This report contains member observations and selected highlights of a meeting of the Westshore Council of Governments, and is not an official statement by the League of Women Voters, nor does it represent the official minutes of the meeting, which are prepared by Mayor Koomar's office.
Present: Mayors Koomar, Bay Village; Bobst, Rocky River; Clough, Westlake; Cooney, Fairview Park; George, Lakewood. Guest: Chris Lyons, Bay Village Fire Chief
The meeting was held in the Bay Village Police Station community room. It was called to order at 2 p.m.
Executive Session: Meeting began with a short executive session to discuss a personnel matter.
Fiscal Officer’s Report – Renee Mahoney: Budget will not exceed forecast. There will be a payment to a retiree, but there’s a reserve to cover it.
RTA – Clough: Budget is in good shape due to $11 million in federal funding; in fact it is in the best shape since Clough has been on the board. There will be no need for a ballot initiative for more taxing. Board is nearly finished with the redesign of the system, and is replacing rail cars. Ten million dollars have been earmarked for future capital needs.

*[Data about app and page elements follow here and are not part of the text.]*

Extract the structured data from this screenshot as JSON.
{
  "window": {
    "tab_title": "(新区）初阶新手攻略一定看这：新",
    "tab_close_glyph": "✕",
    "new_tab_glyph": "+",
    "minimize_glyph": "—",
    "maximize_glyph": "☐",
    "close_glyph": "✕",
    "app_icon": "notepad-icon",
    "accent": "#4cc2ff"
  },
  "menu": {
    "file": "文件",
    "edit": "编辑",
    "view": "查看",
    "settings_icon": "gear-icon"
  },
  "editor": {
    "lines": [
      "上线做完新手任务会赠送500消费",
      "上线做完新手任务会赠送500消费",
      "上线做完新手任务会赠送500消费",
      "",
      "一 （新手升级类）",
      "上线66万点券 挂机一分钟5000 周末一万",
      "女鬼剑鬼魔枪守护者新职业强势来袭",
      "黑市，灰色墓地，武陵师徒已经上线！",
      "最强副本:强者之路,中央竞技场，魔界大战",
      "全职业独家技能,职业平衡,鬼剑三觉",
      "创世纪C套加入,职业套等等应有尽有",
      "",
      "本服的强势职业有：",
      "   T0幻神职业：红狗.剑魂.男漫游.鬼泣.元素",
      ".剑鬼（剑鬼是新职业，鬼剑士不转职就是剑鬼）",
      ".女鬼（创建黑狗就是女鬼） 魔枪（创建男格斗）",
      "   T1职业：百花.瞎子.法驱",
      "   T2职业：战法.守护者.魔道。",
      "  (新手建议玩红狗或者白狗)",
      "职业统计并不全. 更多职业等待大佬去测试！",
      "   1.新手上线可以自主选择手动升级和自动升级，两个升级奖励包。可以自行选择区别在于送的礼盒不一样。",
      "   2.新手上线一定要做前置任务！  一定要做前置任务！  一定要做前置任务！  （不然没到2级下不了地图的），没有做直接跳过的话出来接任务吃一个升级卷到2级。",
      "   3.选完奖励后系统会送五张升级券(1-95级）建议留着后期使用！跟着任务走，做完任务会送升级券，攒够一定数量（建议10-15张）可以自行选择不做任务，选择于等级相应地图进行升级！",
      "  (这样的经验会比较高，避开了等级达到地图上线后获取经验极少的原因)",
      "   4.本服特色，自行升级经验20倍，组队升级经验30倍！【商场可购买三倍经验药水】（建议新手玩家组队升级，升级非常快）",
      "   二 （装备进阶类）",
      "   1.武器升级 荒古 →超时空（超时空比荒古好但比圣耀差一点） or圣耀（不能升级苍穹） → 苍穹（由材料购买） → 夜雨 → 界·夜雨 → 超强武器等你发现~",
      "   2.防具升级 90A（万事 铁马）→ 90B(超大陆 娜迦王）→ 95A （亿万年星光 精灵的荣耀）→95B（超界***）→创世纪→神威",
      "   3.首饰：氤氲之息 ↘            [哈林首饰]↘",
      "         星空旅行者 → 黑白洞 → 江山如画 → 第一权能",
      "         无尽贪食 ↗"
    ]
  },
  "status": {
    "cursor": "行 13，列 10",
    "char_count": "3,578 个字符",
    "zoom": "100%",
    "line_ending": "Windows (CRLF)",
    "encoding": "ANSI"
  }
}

NOACA – Bobst: Nothing new to report.
Land Bank – George: Progress is slow, but moving along.
County Planning Commission – Bobst: New director should be chosen by the end of the year.
County Mayors and Managers Association – Koomar: There is a question (at State level?) about whether or not cities can collect income taxes from people who work from home now, as opposed to their Cleveland workplaces.

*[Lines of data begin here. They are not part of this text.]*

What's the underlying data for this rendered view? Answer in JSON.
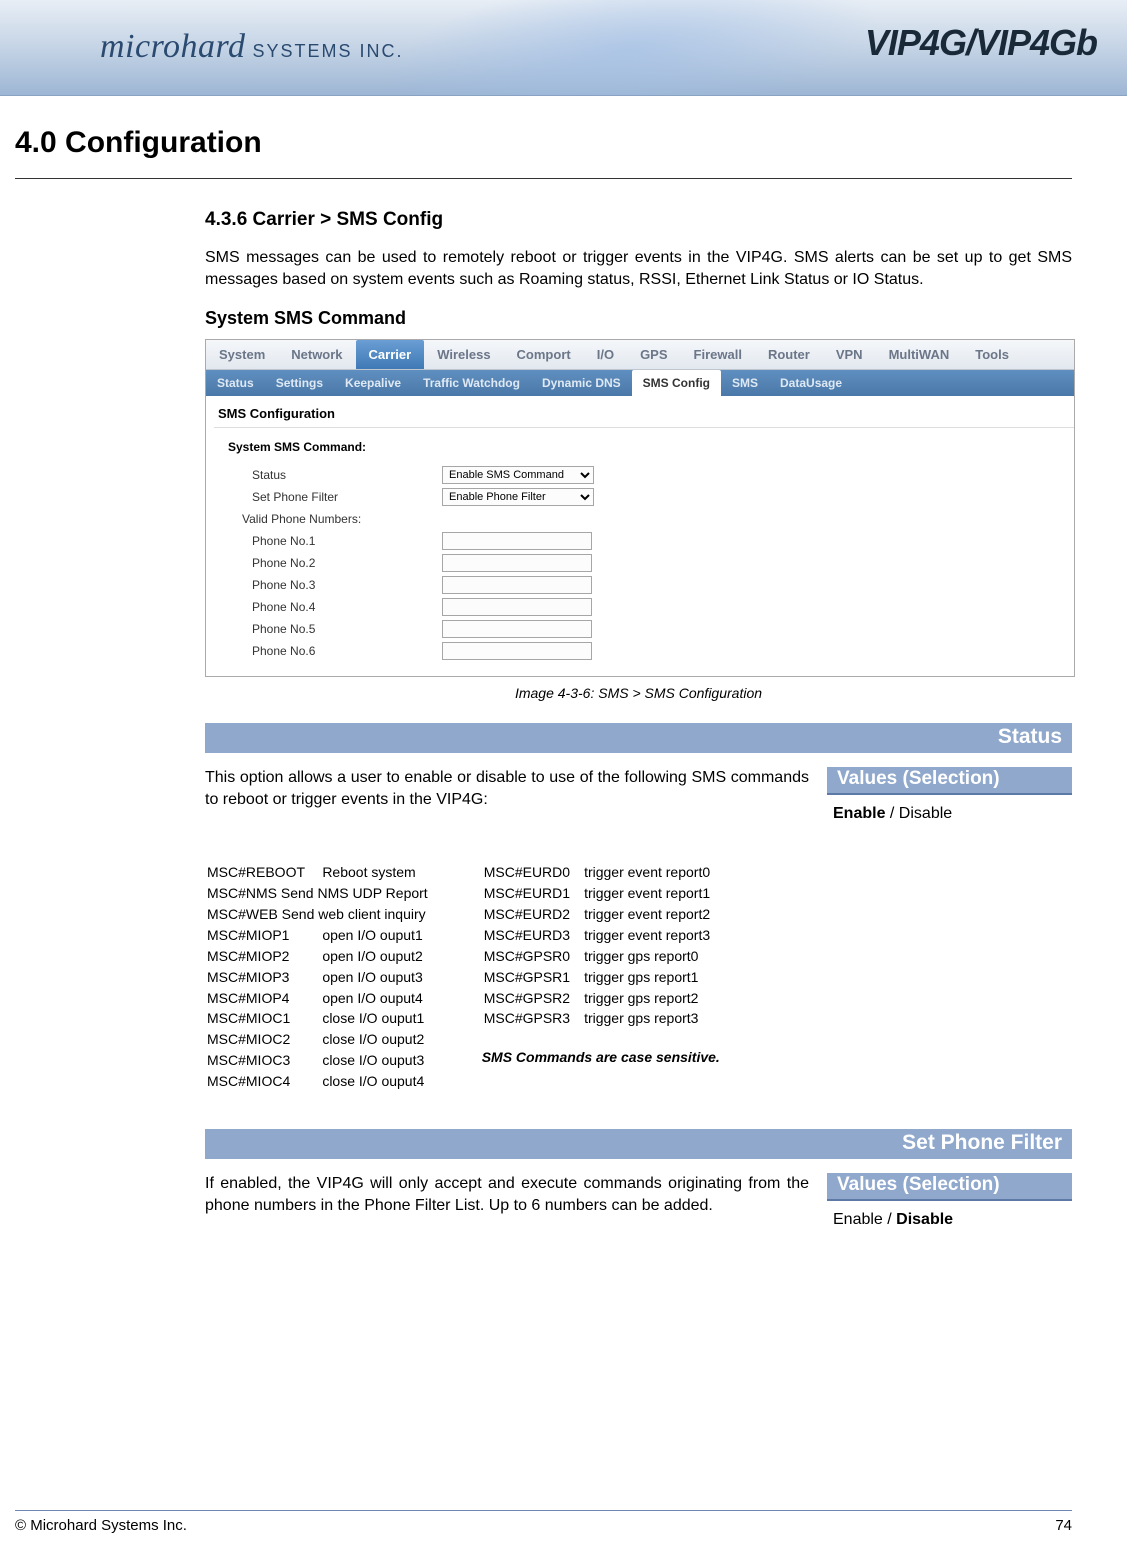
{
  "brand_left_main": "microhard",
  "brand_left_tail": " SYSTEMS INC.",
  "brand_right": "VIP4G/VIP4Gb",
  "chapter_title": "4.0  Configuration",
  "section_title": "4.3.6 Carrier > SMS Config",
  "intro_para": "SMS messages can be used to remotely reboot or trigger events in the VIP4G. SMS alerts can be set up to get SMS messages based on system events such as Roaming status, RSSI,  Ethernet Link Status or IO Status.",
  "sub_heading": "System SMS Command",
  "shot": {
    "tabs1": [
      "System",
      "Network",
      "Carrier",
      "Wireless",
      "Comport",
      "I/O",
      "GPS",
      "Firewall",
      "Router",
      "VPN",
      "MultiWAN",
      "Tools"
    ],
    "tabs1_active": 2,
    "tabs2": [
      "Status",
      "Settings",
      "Keepalive",
      "Traffic Watchdog",
      "Dynamic DNS",
      "SMS Config",
      "SMS",
      "DataUsage"
    ],
    "tabs2_active": 5,
    "panel_title": "SMS Configuration",
    "group_title": "System SMS Command:",
    "rows": {
      "status_label": "Status",
      "status_value": "Enable SMS Command",
      "filter_label": "Set Phone Filter",
      "filter_value": "Enable Phone Filter",
      "valid_label": "Valid Phone Numbers:",
      "phone1": "Phone No.1",
      "phone2": "Phone No.2",
      "phone3": "Phone No.3",
      "phone4": "Phone No.4",
      "phone5": "Phone No.5",
      "phone6": "Phone No.6"
    }
  },
  "caption": "Image 4-3-6:  SMS  > SMS Configuration",
  "status_bar": "Status",
  "status_desc": "This option allows a user to enable or disable to use of the following SMS commands to reboot or trigger events in the VIP4G:",
  "values_header": "Values (Selection)",
  "status_value_bold": "Enable",
  "status_value_rest": " / Disable",
  "cmds_left": [
    [
      "MSC#REBOOT",
      "Reboot system"
    ],
    [
      "MSC#NMS Send NMS UDP Report",
      ""
    ],
    [
      "MSC#WEB Send web client inquiry",
      ""
    ],
    [
      "MSC#MIOP1",
      "open I/O ouput1"
    ],
    [
      "MSC#MIOP2",
      "open I/O ouput2"
    ],
    [
      "MSC#MIOP3",
      "open I/O ouput3"
    ],
    [
      "MSC#MIOP4",
      "open I/O ouput4"
    ],
    [
      "MSC#MIOC1",
      "close I/O ouput1"
    ],
    [
      "MSC#MIOC2",
      "close I/O ouput2"
    ],
    [
      "MSC#MIOC3",
      "close I/O ouput3"
    ],
    [
      "MSC#MIOC4",
      "close I/O ouput4"
    ]
  ],
  "cmds_right": [
    [
      "MSC#EURD0",
      "trigger event report0"
    ],
    [
      "MSC#EURD1",
      "trigger event report1"
    ],
    [
      "MSC#EURD2",
      "trigger event report2"
    ],
    [
      "MSC#EURD3",
      "trigger event report3"
    ],
    [
      "MSC#GPSR0",
      "trigger gps report0"
    ],
    [
      "MSC#GPSR1",
      "trigger gps report1"
    ],
    [
      "MSC#GPSR2",
      "trigger gps report2"
    ],
    [
      "MSC#GPSR3",
      "trigger gps report3"
    ]
  ],
  "cmds_note": "SMS Commands are case sensitive.",
  "filter_bar": "Set Phone Filter",
  "filter_desc": "If enabled, the VIP4G will only accept and execute commands originating from the phone numbers in the Phone Filter List. Up to 6 numbers can be added.",
  "filter_value_pre": "Enable / ",
  "filter_value_bold": "Disable",
  "footer_left": "© Microhard Systems Inc.",
  "footer_right": "74"
}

New Business: Bay Village Fire Chief Chris Lyons explained the city’s new fire alarm system, which has eliminated the third-party monitoring server that relayed alarms to the central dispatch device, saving about $6,000. They have also replaced separate landline phones with a one-time investment in an I.P. system, that saves time in relaying alarms to the central WestCom service, as well. Lyons offered to provide more information to other cities who are considering a similar switch. Both Fairview Park and Lakewood are looking into it.
There was discussion of the rescue boats deployed by Rocky River, Lakewood and Huntington Park. A new boat will be purchased for Lakewood, Rocky River and Bay Village, through a grant from the Metroparks (?). The role of the rescue boats has changed from writing tickets for safety infractions, but they can patrol the lakeshore and promote education. The boats and their crews aren't equipped nor specially trained for deep-water rescues; Rocky River’s boat mainly has to rescue kayakers in the river. Further discussion among the cities will take place after Jan. 1.
LWV observer Judith Weiss
LWVGC-Rocky River Chapter Chair. Retired librarian, writer, volunteer. Rocky River resident for 11 years.